→ TASK BRIEF:
Using the records below, locate all lines containing "Sign" and return them.

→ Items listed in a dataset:
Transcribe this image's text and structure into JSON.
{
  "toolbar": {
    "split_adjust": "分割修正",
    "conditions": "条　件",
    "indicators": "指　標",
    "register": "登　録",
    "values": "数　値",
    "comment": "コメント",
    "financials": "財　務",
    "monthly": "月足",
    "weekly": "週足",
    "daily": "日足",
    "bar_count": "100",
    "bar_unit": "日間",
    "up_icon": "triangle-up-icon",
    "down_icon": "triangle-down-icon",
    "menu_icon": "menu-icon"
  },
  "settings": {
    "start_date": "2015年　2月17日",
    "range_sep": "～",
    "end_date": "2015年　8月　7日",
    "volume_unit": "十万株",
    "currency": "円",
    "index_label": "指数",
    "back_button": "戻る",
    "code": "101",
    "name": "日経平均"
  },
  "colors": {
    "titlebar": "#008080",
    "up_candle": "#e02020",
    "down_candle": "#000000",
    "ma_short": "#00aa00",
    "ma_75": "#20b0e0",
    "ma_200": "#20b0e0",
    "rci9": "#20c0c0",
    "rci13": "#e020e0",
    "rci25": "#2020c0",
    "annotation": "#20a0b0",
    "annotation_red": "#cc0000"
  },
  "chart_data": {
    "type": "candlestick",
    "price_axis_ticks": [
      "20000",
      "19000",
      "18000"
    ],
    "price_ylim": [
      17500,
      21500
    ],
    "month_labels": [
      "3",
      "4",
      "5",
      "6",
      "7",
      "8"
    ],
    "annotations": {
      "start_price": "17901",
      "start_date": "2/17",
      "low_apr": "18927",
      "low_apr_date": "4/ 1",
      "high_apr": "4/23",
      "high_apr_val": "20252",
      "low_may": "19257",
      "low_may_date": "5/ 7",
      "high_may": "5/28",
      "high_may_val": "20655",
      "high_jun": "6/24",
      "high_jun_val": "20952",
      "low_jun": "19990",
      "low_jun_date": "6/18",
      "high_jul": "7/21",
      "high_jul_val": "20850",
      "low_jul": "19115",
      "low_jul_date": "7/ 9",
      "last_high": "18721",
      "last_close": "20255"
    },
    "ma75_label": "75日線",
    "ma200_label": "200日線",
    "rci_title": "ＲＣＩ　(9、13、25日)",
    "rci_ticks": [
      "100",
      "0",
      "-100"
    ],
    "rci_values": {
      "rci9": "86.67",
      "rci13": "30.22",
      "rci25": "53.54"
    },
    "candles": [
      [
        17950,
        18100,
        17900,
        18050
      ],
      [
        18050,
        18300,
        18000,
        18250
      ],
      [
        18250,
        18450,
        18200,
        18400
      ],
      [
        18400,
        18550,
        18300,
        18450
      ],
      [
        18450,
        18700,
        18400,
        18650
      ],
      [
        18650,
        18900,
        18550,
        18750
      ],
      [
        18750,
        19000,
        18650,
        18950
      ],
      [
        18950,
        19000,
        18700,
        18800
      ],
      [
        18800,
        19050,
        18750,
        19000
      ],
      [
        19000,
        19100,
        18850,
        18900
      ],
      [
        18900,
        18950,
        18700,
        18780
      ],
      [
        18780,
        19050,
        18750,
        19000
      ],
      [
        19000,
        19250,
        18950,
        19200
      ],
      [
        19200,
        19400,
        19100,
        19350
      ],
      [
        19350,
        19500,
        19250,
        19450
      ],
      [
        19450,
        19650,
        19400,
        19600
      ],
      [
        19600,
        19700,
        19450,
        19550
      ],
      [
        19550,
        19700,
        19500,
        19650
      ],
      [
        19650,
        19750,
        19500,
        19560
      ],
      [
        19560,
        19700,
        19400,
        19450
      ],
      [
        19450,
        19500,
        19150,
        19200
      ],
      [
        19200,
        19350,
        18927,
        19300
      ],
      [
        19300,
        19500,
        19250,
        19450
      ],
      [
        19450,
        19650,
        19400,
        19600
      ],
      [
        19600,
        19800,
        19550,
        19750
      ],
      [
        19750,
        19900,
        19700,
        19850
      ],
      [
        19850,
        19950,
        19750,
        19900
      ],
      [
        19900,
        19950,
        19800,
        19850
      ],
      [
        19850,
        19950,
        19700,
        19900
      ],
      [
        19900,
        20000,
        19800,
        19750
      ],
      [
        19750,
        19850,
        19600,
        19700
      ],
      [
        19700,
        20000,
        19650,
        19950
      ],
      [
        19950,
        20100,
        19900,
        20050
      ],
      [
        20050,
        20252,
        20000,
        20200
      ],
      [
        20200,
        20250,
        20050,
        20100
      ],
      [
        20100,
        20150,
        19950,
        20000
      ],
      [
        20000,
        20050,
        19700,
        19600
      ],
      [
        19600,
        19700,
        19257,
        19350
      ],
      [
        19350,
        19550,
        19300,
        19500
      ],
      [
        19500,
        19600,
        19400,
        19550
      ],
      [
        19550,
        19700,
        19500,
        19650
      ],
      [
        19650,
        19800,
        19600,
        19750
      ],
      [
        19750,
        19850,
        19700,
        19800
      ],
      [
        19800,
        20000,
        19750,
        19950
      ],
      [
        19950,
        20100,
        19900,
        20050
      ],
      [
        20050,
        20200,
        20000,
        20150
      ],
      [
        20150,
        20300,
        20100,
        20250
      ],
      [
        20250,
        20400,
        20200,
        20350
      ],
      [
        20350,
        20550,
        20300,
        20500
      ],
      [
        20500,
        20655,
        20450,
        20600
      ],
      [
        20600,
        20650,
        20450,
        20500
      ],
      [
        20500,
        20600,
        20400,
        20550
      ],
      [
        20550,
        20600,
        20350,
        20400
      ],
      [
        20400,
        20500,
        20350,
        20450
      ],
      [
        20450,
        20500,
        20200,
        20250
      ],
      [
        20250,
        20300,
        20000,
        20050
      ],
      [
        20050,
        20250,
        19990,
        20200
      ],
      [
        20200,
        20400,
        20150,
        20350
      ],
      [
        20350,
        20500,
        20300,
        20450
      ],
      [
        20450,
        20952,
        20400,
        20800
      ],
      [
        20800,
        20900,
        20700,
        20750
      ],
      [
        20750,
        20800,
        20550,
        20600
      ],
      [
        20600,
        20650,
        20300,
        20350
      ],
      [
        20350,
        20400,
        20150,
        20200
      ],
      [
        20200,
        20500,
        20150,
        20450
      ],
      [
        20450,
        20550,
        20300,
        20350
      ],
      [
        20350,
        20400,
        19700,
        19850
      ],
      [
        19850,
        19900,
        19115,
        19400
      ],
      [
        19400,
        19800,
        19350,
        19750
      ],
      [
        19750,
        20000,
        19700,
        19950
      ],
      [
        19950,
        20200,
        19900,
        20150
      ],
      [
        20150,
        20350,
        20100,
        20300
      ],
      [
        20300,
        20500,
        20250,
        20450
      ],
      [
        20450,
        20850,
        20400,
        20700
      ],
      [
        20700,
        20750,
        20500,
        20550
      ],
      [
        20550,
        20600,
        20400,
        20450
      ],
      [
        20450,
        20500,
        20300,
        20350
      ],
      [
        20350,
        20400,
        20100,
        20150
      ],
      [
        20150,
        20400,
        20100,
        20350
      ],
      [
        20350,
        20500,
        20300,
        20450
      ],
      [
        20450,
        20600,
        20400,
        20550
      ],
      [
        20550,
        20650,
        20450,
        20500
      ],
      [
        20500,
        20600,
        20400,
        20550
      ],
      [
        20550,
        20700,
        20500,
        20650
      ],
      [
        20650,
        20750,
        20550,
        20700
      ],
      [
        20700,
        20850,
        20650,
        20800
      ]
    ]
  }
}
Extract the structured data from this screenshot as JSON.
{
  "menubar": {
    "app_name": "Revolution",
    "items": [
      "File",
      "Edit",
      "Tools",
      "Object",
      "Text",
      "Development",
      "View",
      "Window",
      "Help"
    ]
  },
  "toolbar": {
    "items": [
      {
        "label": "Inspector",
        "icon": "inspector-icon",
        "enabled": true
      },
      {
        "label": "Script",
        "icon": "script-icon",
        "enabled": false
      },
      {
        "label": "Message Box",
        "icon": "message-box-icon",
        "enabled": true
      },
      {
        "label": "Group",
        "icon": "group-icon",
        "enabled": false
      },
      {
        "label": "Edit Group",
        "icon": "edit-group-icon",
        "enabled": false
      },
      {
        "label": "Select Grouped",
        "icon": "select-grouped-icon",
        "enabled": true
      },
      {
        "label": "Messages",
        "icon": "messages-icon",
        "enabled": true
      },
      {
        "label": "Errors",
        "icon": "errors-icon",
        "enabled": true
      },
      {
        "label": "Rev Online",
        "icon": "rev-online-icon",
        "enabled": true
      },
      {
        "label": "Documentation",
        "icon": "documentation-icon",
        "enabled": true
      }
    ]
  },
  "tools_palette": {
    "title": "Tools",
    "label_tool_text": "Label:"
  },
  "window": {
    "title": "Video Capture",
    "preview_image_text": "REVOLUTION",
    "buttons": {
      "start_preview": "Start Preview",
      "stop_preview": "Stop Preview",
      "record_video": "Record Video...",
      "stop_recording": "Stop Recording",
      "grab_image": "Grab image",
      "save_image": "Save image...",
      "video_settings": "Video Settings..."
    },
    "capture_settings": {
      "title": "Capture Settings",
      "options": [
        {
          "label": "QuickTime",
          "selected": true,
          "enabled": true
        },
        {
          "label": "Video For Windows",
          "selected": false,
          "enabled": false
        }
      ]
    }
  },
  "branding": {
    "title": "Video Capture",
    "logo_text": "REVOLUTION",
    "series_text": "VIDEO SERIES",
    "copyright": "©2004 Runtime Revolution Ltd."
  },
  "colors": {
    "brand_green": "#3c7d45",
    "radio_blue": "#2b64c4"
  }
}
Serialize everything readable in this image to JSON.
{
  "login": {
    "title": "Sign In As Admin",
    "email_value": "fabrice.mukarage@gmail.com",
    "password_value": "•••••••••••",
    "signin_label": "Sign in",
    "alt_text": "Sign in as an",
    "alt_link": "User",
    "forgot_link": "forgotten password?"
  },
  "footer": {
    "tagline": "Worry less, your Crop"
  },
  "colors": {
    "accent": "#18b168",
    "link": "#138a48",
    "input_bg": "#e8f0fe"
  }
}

→ RESULT OF THE EXERCISE:
    "title": "Sign In As Admin",
    "signin_label": "Sign in",
    "alt_text": "Sign in as an",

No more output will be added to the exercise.